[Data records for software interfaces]
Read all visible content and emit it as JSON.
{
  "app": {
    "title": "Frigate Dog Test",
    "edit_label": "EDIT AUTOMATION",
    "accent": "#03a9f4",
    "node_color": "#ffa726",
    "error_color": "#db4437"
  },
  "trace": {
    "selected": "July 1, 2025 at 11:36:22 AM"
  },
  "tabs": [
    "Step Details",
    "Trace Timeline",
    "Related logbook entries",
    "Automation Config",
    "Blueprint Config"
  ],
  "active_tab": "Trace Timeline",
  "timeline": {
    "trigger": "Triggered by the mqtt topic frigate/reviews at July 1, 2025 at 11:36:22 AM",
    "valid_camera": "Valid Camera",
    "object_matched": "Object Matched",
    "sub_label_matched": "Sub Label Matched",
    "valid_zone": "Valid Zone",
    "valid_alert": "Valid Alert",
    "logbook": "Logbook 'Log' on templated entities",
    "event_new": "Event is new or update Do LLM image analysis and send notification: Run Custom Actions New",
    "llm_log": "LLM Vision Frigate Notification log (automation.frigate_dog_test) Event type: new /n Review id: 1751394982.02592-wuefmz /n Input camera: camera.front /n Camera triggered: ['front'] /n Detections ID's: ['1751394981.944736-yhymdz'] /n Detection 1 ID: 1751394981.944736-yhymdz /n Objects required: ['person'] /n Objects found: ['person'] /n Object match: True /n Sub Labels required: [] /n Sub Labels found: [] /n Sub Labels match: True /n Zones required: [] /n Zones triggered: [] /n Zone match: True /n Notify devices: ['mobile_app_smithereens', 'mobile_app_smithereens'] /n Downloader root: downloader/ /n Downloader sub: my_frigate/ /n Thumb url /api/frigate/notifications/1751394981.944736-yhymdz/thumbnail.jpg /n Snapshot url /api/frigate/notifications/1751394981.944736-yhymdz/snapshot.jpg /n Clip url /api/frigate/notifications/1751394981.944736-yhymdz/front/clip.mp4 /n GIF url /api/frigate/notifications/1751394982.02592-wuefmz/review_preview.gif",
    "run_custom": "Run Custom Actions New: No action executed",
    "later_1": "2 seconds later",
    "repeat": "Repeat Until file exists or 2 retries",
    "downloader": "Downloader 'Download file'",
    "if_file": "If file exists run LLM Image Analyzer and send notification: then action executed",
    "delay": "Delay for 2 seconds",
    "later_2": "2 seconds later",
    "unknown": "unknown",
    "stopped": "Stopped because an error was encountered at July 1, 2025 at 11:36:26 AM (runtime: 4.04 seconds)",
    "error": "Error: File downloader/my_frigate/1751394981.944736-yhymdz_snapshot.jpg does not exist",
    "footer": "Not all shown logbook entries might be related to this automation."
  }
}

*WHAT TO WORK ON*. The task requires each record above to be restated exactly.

*TASK RESPONSE*.
Read all visible content and emit it as JSON.
{
  "app": {
    "title": "Frigate Dog Test",
    "edit_label": "EDIT AUTOMATION",
    "accent": "#03a9f4",
    "node_color": "#ffa726",
    "error_color": "#db4437"
  },
  "trace": {
    "selected": "July 1, 2025 at 11:36:22 AM"
  },
  "tabs": [
    "Step Details",
    "Trace Timeline",
    "Related logbook entries",
    "Automation Config",
    "Blueprint Config"
  ],
  "active_tab": "Trace Timeline",
  "timeline": {
    "trigger": "Triggered by the mqtt topic frigate/reviews at July 1, 2025 at 11:36:22 AM",
    "valid_camera": "Valid Camera",
    "object_matched": "Object Matched",
    "sub_label_matched": "Sub Label Matched",
    "valid_zone": "Valid Zone",
    "valid_alert": "Valid Alert",
    "logbook": "Logbook 'Log' on templated entities",
    "event_new": "Event is new or update Do LLM image analysis and send notification: Run Custom Actions New",
    "llm_log": "LLM Vision Frigate Notification log (automation.frigate_dog_test) Event type: new /n Review id: 1751394982.02592-wuefmz /n Input camera: camera.front /n Camera triggered: ['front'] /n Detections ID's: ['1751394981.944736-yhymdz'] /n Detection 1 ID: 1751394981.944736-yhymdz /n Objects required: ['person'] /n Objects found: ['person'] /n Object match: True /n Sub Labels required: [] /n Sub Labels found: [] /n Sub Labels match: True /n Zones required: [] /n Zones triggered: [] /n Zone match: True /n Notify devices: ['mobile_app_smithereens', 'mobile_app_smithereens'] /n Downloader root: downloader/ /n Downloader sub: my_frigate/ /n Thumb url /api/frigate/notifications/1751394981.944736-yhymdz/thumbnail.jpg /n Snapshot url /api/frigate/notifications/1751394981.944736-yhymdz/snapshot.jpg /n Clip url /api/frigate/notifications/1751394981.944736-yhymdz/front/clip.mp4 /n GIF url /api/frigate/notifications/1751394982.02592-wuefmz/review_preview.gif",
    "run_custom": "Run Custom Actions New: No action executed",
    "later_1": "2 seconds later",
    "repeat": "Repeat Until file exists or 2 retries",
    "downloader": "Downloader 'Download file'",
    "if_file": "If file exists run LLM Image Analyzer and send notification: then action executed",
    "delay": "Delay for 2 seconds",
    "later_2": "2 seconds later",
    "unknown": "unknown",
    "stopped": "Stopped because an error was encountered at July 1, 2025 at 11:36:26 AM (runtime: 4.04 seconds)",
    "error": "Error: File downloader/my_frigate/1751394981.944736-yhymdz_snapshot.jpg does not exist",
    "footer": "Not all shown logbook entries might be related to this automation."
  }
}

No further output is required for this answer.